-------- Given data

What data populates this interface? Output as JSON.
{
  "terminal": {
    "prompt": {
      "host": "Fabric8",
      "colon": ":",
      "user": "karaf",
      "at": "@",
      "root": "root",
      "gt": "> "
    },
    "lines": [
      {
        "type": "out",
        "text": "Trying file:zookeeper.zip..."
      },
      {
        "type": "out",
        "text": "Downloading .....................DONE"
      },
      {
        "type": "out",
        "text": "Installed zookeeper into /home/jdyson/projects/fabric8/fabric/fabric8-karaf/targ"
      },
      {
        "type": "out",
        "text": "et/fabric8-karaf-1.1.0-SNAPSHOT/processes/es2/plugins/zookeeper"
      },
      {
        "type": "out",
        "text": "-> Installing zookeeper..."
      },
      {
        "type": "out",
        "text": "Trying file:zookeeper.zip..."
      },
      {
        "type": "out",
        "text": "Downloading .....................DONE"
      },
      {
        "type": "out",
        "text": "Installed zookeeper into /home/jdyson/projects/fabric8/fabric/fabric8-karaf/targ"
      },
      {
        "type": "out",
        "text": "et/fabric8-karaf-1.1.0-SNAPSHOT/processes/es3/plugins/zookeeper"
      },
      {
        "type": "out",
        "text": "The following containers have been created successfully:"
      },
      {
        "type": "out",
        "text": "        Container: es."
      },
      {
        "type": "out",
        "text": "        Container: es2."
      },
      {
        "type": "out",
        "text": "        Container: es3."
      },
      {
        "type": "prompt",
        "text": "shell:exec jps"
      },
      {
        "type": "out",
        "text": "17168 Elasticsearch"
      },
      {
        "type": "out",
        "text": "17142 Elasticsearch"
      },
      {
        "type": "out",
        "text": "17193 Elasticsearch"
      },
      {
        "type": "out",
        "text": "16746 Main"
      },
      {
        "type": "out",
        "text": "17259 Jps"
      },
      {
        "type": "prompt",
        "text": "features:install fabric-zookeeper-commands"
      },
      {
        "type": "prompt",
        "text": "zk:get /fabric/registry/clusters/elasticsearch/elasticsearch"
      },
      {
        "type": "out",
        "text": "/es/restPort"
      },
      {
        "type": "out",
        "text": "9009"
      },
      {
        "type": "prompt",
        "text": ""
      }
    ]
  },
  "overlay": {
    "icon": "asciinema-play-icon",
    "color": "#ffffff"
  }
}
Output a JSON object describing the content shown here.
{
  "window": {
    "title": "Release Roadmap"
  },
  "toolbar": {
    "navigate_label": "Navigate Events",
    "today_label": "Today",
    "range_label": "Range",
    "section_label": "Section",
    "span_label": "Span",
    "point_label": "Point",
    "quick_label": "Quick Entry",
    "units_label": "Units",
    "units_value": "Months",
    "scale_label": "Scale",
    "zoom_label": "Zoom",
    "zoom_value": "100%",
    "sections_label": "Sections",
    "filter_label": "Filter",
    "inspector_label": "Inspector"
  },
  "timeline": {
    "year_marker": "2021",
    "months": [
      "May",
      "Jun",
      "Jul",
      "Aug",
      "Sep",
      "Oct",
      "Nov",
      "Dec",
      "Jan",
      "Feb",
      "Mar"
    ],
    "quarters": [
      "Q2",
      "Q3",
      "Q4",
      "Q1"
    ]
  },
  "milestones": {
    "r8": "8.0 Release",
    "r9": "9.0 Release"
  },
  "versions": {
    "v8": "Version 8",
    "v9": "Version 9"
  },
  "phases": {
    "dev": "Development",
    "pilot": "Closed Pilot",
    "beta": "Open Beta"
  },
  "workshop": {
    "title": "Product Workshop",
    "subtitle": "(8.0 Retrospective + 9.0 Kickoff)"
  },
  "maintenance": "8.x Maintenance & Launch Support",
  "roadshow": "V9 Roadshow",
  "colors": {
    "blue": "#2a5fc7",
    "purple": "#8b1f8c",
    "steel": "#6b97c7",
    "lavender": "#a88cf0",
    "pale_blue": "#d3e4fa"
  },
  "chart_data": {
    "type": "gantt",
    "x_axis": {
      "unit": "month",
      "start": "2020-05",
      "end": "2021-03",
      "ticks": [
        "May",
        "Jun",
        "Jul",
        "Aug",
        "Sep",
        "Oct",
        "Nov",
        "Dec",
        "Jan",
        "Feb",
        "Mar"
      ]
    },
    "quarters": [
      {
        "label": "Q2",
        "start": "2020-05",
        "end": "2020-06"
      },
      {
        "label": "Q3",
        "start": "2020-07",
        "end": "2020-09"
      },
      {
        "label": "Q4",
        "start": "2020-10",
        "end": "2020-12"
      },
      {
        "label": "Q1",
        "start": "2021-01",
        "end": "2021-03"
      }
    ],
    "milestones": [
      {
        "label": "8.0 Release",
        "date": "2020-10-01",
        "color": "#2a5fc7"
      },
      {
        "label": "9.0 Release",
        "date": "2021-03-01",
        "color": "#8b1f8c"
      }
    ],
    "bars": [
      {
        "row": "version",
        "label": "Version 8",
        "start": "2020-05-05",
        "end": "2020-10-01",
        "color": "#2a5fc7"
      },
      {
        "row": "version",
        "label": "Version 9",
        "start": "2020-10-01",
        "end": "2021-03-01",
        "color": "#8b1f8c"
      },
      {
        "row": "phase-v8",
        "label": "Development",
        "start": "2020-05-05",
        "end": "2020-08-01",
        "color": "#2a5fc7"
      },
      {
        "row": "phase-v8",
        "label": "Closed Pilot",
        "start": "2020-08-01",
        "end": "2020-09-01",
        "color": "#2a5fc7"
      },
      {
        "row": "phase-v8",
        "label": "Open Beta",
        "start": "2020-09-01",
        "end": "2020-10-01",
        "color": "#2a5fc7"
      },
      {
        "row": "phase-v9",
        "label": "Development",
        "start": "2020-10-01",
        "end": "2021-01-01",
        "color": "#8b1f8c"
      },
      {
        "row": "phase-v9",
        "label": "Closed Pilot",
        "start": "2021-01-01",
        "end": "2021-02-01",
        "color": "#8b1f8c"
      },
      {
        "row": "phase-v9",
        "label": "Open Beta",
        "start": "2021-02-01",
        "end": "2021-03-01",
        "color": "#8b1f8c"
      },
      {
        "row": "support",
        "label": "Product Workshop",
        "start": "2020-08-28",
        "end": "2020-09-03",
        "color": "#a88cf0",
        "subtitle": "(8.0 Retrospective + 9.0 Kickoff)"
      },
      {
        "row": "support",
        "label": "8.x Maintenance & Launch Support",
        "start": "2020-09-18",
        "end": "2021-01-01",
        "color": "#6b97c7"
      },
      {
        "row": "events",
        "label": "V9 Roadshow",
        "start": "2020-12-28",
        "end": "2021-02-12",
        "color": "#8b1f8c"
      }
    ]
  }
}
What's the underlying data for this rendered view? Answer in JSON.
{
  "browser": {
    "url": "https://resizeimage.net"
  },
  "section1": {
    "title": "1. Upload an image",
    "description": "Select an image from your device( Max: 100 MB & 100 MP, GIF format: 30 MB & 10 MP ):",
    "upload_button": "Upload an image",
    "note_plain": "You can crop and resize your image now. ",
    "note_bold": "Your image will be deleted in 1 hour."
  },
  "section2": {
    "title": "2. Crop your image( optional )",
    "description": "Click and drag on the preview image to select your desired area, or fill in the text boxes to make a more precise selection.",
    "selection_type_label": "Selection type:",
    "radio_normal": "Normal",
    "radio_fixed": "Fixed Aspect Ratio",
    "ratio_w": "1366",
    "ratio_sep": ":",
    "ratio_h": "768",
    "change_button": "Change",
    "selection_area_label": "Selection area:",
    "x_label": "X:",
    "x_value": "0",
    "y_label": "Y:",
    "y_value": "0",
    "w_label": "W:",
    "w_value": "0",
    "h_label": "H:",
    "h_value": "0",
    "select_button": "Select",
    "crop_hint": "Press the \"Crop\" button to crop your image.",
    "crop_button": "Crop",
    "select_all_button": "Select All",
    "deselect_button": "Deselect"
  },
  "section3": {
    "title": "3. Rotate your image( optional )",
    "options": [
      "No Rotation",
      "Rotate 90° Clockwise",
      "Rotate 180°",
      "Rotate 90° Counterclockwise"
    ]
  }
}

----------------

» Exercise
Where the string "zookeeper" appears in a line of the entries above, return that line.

» Answer to the exercise
        "text": "Trying file:zookeeper.zip..."
        "text": "Installed zookeeper into /home/jdyson/projects/fabric8/fabric/fabric8-karaf/targ"
        "text": "et/fabric8-karaf-1.1.0-SNAPSHOT/processes/es2/plugins/zookeeper"
        "text": "-> Installing zookeeper..."
        "text": "Trying file:zookeeper.zip..."
        "text": "Installed zookeeper into /home/jdyson/projects/fabric8/fabric/fabric8-karaf/targ"
        "text": "et/fabric8-karaf-1.1.0-SNAPSHOT/processes/es3/plugins/zookeeper"
        "text": "features:install fabric-zookeeper-commands"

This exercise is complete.